Meteors and fireballs. An alert observer who spots a bright meteor or fireball might make an effort to record its time, magnitude, duration and direction of flight. For very bright objects, plotting the path on a star chart or "Sky at Totality" illustration would be useful. Note any bursts (and associated sounds, if any) and any lasting trains left behind by its passage.

Artificial satellites. The brighter satellites should be readily visible during totality. They are inarguably of less relevance than planets, variable stars or comets, which may be obscured by the sun’s glare for many weeks around conjunction. Still, the widely available computer software and modem—accessible elements warrants running predictions for the eclipse site and an effort to observe them. This task is ideal for people with few other projects to conduct.

Faintest star. One project which relates to the sky’s overall darkness during totality is to determine what the faintest star visible to the unaided eye is. This may also be attempted using binoculars and telescopes of various apertures. The best approach is to select a star which you know will be bright enough to locate easily and which also is surrounded by fainter stars offering a broad range of magnitudes. Different observers might focus on several different star fields at increasing distances from the eclipsed sun to determine how sky darkness varies as the shadow’s edge is approached. Observers who have not dark—adapted at least one eye in advance should not expect their faintest star observations to have any value.

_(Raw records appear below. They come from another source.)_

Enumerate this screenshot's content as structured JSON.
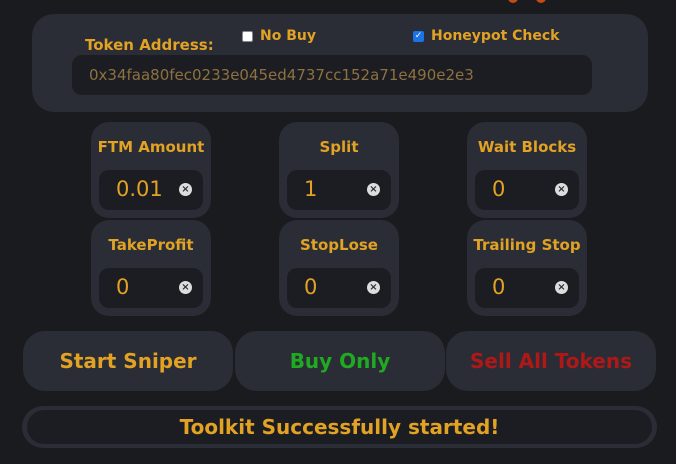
{
  "token": {
    "label": "Token Address:",
    "address": "0x34faa80fec0233e045ed4737cc152a71e490e2e3"
  },
  "options": {
    "no_buy": {
      "label": "No Buy",
      "checked": false
    },
    "honeypot_check": {
      "label": "Honeypot Check",
      "checked": true
    }
  },
  "fields": {
    "ftm_amount": {
      "label": "FTM Amount",
      "value": "0.01"
    },
    "split": {
      "label": "Split",
      "value": "1"
    },
    "wait_blocks": {
      "label": "Wait Blocks",
      "value": "0"
    },
    "take_profit": {
      "label": "TakeProfit",
      "value": "0"
    },
    "stop_lose": {
      "label": "StopLose",
      "value": "0"
    },
    "trailing_stop": {
      "label": "Trailing Stop",
      "value": "0"
    },
    "clear_glyph": "×"
  },
  "buttons": {
    "start_sniper": "Start Sniper",
    "buy_only": "Buy Only",
    "sell_all": "Sell All Tokens"
  },
  "status": {
    "message": "Toolkit Successfully started!"
  },
  "colors": {
    "accent": "#e2a224",
    "buy_green": "#1faa22",
    "sell_red": "#b01818",
    "panel": "#2a2d35",
    "background": "#1a1b1e"
  }
}
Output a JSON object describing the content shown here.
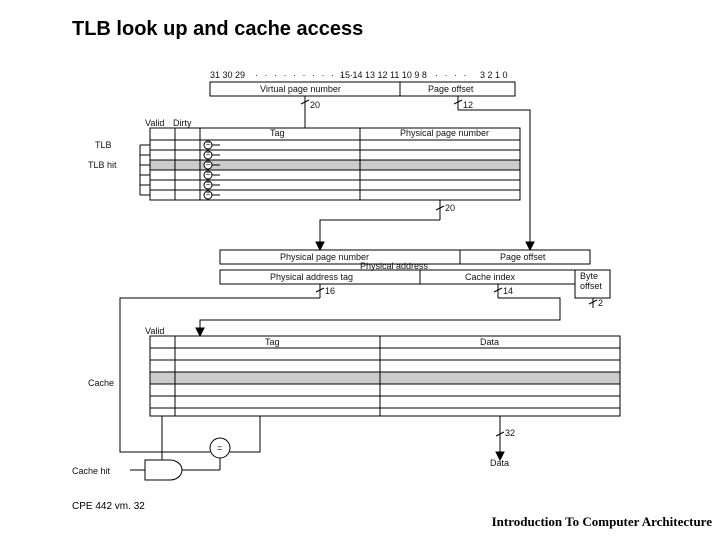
{
  "title": "TLB look up and cache access",
  "footer_left": "CPE 442 vm. 32",
  "footer_right": "Introduction To Computer Architecture",
  "va": {
    "bits_left": "31 30 29",
    "bits_mid": "15 14 13 12 11 10 9 8",
    "bits_right": "3 2 1 0",
    "vpn": "Virtual page number",
    "po": "Page offset",
    "w20": "20",
    "w12": "12"
  },
  "tlb": {
    "valid": "Valid",
    "dirty": "Dirty",
    "tag": "Tag",
    "ppn": "Physical page number",
    "label": "TLB",
    "hit": "TLB hit",
    "eq": "=",
    "out20": "20"
  },
  "pa": {
    "ppn": "Physical page number",
    "po": "Page offset",
    "label": "Physical address",
    "tag": "Physical address tag",
    "cidx": "Cache index",
    "boff": "Byte offset",
    "w16": "16",
    "w14": "14",
    "w2": "2"
  },
  "cache": {
    "valid": "Valid",
    "tag": "Tag",
    "data": "Data",
    "label": "Cache",
    "hit": "Cache hit",
    "eq": "=",
    "w32": "32",
    "out": "Data"
  }
}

Zodiacal light. The zodiacal light is a faint glow that travels along the ecliptic preceding and following the sun by up to several hours, and appears to be caused by sunlight reflecting off interplanetary dust particles in the inner solar system. In the evening and morning hours, it may appear as bright as the Milky Way at times when it stands nearly vertically off the horizons. For the western evening sky, this occurs in February and March for mid—northern latitude3, while the eastern morning sky is favored in September and October, providing there is no moonlight to interfere.

The sun’s brightness makes it difficult to study the size and density of these dust particles closer than about 20 degrees (80 solar radii) from the sun. However, some studies of the zodiacal light have been conducted closer to the sun during eclipses using cameras carried aloft by aircraft and balloons. University of Minnesota scientist Dr. Edward P. Ney led several expeditions to areas where the eclipsed sun would be ten degrees below the horizon, thereby enhancing the zodiacal light.

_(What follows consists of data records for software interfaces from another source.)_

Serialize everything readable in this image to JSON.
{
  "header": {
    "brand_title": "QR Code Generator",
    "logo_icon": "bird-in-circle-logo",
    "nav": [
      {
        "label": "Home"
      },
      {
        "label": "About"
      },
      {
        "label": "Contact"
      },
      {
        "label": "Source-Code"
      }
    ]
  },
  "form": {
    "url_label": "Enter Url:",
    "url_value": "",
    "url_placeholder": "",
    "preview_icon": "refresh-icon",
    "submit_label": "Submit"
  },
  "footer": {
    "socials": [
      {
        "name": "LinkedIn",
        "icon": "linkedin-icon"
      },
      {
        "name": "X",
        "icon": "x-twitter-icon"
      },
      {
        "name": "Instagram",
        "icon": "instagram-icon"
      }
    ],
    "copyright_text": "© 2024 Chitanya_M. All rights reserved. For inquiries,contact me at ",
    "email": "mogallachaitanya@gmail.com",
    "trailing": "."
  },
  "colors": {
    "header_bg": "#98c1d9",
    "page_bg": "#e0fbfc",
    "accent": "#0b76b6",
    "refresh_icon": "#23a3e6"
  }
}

The zodiacal light is probably too faint to be observed visually during totality, except from very high elevations. However, eclipse observers with a very low sun angle, or who find themselves just outside of totality for an eclipse occuring before sunrise or after sunset at their locations, might wish to attempt observations of this nature.

Gegenschein. This "counterglow" phenomenon is related to the zodiacal light but appears on the ecliptic directly opposite the sun. It appears as a very faint elliptical patch of light. Observers who find themselves directly opposite some point along the path of totality might monitor the gegenschein for several nights on either side of the eclipse date and several times centered on the time of totality in their opposite hemisphere for any changes in its appearance.

Photography. Still, video and CCD imagery of the brighter planets should present no obstacles. Short exposures on moderately fast films through wide—field lenses should capture the appearance of the sky at totality with the eclipsed sun as the centerpiece. Bright satellites and meteors should also be relatively easy targets, provided exposures are kept short enough to prevent sky fogging; practice on full—moon nights or at twilight with exposures ranging from a few seconds to a minute. The obstacles presented by most variable stars, novae, comets and the zodiacal light, especially under the illumination and during the brief time afforded by totality, are probably too formidible for those without highly sophisticated imaging equipment.